The Working Press
Cows outnumber people 4-to-1 in Nebraska, joked Katie Schubert as she tried to explain the difficulty of restarting a Society of Professional Journalists chapter there.
Although the cow statistic is correct, according to the Nebraska Beef Council, the state also is full of journalists eager to work together, says Schubert, news director for KIOS radio in Omaha, an NPR affiliate.
Schubert and other journalists in the Great Plains state have been working since last month to restart SPJ’s now dormant Omaha-Lincoln professional chapter.
“We have a lot to work on, but to me this is really exciting,” Schubert said. “Starting this chapter is going to be an incredibly daunting task, but I’m here (at the convention) to get ideas and support.”
Sheets, a past president of the St. Louis Pro Chapter, said Nebraska has a long tradition of journalism and would greatly benefit from having an SPJ chapter.

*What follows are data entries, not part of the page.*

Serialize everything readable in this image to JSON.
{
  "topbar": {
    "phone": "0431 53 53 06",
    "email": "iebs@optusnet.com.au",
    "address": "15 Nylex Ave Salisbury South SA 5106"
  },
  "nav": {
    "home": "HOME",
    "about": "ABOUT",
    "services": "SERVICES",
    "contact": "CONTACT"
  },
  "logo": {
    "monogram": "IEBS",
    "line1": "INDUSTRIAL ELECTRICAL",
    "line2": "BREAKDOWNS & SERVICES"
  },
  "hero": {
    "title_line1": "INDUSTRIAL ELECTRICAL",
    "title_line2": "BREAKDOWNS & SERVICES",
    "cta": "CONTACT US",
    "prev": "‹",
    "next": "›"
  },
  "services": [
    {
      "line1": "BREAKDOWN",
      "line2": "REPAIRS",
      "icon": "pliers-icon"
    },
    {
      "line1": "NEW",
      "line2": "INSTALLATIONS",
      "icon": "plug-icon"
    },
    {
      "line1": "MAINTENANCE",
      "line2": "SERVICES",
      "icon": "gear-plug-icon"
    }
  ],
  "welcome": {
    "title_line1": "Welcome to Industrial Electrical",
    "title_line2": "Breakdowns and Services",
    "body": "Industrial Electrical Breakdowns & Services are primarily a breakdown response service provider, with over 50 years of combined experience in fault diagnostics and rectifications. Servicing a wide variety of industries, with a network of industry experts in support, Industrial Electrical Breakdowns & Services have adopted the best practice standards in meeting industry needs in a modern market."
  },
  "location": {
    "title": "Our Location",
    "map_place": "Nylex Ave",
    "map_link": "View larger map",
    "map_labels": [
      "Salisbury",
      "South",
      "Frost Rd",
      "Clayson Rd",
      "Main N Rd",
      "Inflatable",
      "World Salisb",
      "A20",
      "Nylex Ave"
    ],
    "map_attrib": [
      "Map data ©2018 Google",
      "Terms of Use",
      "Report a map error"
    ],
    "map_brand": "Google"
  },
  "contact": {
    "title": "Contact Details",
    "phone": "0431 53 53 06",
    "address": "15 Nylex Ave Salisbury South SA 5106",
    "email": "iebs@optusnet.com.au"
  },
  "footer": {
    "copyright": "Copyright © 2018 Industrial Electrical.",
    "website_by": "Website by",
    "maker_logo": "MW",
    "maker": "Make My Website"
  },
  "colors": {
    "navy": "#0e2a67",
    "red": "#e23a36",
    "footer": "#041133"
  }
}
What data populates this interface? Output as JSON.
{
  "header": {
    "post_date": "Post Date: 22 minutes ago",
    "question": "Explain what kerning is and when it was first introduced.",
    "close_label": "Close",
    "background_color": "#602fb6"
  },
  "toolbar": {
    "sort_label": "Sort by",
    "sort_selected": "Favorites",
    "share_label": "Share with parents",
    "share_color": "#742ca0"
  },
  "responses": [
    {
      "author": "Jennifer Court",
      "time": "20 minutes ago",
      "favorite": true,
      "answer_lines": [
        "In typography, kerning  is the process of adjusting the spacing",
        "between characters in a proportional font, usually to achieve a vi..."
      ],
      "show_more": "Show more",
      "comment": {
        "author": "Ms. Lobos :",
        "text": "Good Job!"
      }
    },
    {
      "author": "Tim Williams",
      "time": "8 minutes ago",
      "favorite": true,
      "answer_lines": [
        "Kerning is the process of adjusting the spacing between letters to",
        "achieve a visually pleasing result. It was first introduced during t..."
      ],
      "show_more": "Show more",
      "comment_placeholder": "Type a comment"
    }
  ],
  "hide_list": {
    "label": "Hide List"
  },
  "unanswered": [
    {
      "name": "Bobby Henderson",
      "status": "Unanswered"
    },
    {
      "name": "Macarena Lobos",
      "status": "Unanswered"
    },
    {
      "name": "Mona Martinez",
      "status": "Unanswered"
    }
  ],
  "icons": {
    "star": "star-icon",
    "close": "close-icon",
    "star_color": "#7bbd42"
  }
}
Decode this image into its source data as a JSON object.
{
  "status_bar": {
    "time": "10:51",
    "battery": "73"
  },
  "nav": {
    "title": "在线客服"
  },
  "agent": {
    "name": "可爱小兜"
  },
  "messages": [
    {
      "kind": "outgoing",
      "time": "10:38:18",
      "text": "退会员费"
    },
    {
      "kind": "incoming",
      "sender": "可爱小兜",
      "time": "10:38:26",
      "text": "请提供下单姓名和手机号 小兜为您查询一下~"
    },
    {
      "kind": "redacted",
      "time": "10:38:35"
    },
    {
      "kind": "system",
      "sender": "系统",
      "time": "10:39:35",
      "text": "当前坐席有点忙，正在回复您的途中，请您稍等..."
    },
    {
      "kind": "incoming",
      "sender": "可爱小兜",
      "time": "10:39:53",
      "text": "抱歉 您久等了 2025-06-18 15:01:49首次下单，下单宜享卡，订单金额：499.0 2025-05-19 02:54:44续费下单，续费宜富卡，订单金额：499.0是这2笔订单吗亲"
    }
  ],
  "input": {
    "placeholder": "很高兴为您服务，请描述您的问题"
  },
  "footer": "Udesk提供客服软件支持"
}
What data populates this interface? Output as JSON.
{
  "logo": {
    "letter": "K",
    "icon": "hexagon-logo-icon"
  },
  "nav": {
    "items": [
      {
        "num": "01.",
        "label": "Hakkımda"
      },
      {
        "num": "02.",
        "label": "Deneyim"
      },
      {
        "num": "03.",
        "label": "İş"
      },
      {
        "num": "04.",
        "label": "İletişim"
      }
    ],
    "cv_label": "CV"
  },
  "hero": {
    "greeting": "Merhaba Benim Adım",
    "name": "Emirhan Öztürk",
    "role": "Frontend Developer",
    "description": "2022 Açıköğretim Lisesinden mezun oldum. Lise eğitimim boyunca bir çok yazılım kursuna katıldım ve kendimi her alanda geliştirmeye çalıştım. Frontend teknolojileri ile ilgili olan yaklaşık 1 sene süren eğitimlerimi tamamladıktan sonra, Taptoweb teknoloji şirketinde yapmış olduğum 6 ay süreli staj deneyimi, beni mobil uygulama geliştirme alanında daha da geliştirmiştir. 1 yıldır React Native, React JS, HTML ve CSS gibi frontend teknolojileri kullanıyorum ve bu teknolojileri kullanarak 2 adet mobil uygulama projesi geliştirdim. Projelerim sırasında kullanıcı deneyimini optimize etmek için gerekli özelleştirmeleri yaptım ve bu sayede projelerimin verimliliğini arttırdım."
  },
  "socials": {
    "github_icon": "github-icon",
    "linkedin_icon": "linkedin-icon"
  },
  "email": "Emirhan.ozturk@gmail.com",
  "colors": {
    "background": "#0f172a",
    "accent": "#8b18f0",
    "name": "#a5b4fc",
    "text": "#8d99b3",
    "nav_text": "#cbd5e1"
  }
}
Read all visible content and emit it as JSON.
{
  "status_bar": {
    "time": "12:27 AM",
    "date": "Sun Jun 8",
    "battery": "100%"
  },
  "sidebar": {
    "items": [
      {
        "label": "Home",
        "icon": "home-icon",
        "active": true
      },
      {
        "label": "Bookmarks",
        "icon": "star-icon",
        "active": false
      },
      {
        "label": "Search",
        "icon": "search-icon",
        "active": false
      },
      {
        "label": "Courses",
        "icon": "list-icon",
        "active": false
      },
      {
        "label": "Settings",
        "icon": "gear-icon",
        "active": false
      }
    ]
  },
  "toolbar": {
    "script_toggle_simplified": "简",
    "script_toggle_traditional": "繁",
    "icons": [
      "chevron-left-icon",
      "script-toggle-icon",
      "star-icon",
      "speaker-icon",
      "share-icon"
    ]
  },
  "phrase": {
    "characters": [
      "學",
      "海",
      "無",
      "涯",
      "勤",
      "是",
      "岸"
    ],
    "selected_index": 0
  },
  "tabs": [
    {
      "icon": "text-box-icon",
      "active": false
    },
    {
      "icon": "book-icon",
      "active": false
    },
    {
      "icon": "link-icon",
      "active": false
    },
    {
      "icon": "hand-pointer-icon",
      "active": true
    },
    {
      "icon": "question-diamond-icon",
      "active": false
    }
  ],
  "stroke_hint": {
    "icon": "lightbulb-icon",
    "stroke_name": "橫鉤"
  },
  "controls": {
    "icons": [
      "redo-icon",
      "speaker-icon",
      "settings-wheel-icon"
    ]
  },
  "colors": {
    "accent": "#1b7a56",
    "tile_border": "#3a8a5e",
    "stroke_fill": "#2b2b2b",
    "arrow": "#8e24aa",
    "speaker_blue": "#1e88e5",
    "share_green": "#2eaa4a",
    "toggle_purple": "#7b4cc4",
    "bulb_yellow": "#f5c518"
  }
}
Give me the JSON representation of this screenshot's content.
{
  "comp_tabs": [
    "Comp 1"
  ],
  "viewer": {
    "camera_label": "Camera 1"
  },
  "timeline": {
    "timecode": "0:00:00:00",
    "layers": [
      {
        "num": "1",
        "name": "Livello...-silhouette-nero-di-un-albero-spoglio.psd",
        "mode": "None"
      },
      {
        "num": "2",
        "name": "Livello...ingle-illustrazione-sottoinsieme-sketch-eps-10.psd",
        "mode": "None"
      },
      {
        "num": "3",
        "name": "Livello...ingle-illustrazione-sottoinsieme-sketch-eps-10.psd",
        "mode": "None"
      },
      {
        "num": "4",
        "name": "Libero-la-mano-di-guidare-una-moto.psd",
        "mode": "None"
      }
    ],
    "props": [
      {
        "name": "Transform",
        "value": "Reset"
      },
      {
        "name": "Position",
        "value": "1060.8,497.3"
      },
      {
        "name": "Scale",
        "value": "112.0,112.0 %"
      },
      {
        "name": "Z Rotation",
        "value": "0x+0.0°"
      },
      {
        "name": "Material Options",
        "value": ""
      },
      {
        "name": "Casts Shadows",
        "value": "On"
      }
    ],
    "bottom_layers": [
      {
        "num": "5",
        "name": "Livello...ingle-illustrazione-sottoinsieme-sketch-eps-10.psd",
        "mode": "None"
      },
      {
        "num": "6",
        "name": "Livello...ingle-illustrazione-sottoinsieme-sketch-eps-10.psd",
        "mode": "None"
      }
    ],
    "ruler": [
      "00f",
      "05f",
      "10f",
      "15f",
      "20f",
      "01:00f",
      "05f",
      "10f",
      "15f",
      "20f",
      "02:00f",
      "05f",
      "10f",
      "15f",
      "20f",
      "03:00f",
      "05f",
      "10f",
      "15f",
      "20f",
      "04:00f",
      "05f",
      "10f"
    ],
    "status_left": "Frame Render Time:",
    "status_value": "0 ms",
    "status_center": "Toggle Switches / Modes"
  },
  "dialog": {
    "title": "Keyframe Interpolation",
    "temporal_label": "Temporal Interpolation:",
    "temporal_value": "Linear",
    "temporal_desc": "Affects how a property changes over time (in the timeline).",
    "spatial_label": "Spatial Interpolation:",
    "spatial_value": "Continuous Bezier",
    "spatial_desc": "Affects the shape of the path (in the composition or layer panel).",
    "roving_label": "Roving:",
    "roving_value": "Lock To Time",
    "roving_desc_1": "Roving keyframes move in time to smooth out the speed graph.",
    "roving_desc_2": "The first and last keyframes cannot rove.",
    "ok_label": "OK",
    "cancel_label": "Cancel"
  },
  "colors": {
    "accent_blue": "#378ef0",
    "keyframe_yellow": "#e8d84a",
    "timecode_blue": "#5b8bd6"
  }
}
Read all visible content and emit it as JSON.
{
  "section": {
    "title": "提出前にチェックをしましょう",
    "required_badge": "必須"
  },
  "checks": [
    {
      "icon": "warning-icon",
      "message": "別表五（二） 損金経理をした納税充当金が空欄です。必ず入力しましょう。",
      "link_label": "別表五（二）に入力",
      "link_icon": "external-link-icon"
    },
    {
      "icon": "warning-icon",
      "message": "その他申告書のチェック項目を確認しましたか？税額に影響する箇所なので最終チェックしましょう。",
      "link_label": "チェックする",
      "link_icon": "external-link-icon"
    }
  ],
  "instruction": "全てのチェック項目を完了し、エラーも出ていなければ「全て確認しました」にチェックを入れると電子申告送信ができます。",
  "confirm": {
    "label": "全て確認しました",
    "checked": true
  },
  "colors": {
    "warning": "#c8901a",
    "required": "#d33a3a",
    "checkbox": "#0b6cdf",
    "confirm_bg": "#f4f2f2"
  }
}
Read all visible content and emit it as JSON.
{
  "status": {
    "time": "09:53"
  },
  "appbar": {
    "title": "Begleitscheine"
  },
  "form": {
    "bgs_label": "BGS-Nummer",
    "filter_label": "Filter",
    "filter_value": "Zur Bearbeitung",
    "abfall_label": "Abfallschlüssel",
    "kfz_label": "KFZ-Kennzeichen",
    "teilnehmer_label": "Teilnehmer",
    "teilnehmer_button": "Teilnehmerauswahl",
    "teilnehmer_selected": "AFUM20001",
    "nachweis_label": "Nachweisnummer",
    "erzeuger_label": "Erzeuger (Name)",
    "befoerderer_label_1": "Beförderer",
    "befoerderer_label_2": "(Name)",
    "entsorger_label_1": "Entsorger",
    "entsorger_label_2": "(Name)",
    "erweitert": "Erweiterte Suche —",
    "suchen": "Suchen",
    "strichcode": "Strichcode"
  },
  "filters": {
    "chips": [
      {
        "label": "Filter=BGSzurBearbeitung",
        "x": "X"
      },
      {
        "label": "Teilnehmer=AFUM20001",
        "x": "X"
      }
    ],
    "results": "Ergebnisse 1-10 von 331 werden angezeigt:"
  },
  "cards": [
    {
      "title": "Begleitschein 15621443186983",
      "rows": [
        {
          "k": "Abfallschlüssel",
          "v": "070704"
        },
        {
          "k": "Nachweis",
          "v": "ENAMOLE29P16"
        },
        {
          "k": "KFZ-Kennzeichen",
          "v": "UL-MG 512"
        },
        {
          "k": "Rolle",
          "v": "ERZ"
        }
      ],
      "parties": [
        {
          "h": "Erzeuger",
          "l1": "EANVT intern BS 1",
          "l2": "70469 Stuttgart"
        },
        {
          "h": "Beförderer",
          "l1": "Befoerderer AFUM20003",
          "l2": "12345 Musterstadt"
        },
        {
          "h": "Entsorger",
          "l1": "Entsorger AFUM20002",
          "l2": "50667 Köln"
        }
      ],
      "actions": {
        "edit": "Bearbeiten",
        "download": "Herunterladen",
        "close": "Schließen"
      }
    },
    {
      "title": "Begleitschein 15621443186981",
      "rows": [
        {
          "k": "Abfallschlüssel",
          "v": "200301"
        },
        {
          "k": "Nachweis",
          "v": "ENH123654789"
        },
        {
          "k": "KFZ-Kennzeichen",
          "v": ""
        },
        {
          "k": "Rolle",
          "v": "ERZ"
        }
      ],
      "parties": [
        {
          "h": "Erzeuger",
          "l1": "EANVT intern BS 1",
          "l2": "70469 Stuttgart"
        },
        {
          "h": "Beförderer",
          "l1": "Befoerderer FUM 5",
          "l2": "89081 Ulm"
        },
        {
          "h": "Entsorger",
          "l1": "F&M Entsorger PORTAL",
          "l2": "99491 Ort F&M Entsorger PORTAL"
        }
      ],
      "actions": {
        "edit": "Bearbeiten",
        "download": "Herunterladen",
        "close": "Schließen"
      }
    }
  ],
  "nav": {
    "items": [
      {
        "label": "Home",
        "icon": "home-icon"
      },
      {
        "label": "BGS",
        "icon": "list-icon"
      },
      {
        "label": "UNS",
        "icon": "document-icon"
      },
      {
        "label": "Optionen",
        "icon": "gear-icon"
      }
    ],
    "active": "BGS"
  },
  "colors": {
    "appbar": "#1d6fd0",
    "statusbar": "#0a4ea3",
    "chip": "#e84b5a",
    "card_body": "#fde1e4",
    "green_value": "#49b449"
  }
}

“It’s really sad that their chapter went dormant,” Sheets said. “We have four states in our region, and no chapter, student or professional, in one state. That has to be rectified.”
The four states are Iowa, Kansas, Missouri and Nebraska.
Besides Nebraska, three other states also have no SPJ chapters: South Dakota, North Dakota and Delaware.
Separately, four other states have no professional chapters but have one or more student chapters: Iowa, Louisiana, Georgia and South Carolina.
Sheets said technological advances, such as videoconferencing, would make it easier for Midwest chapters to collaborate.
“One of my goals as region director is to use Nebraska as a guinea pig in incorporating online tools throughout the region,” he said.
Carl Corry, Eastern Region Doctor, has helped get many struggling chapters back on their feet.
Corry, who is running for the national position of director-at-large, said it’s important to get professionals excited about SPJ in their area.
“You have to get them excited,” Corry said. “Tell them about the networking opportunities, tell them they now have a support network of thousands of journalists who share your same values.”
Schubert said she already has more than 20 people interested in joining, the minimum required to become a chapter, once it’s officially recognized by SPJ and granted a charter.
Her group already has been holding events, including an upcoming happy hour with area journalists.
Schubert, however, said one of the difficult tasks of starting a chapter is keeping the excitement rolling.
“It’s going to be a busy year making connections and letting people know Nebraska once again has a chapter and we are here to stay,” Schubert said.
Anyone interested in the upcoming Omaha-Lincoln Chapter can follow it on Facebook at facebook.com/SPJOmaLnk.
States that have No Pro Chapters
Nebraska — no chapters.
Iowa — 3 student chapters.
South Dakota — no chapters.
North Dakota — no chapters.
Louisiana — 3 student chapters.
Delaware — no chapters.
Georgia — 1 student chapter.
South Carolina — 2 student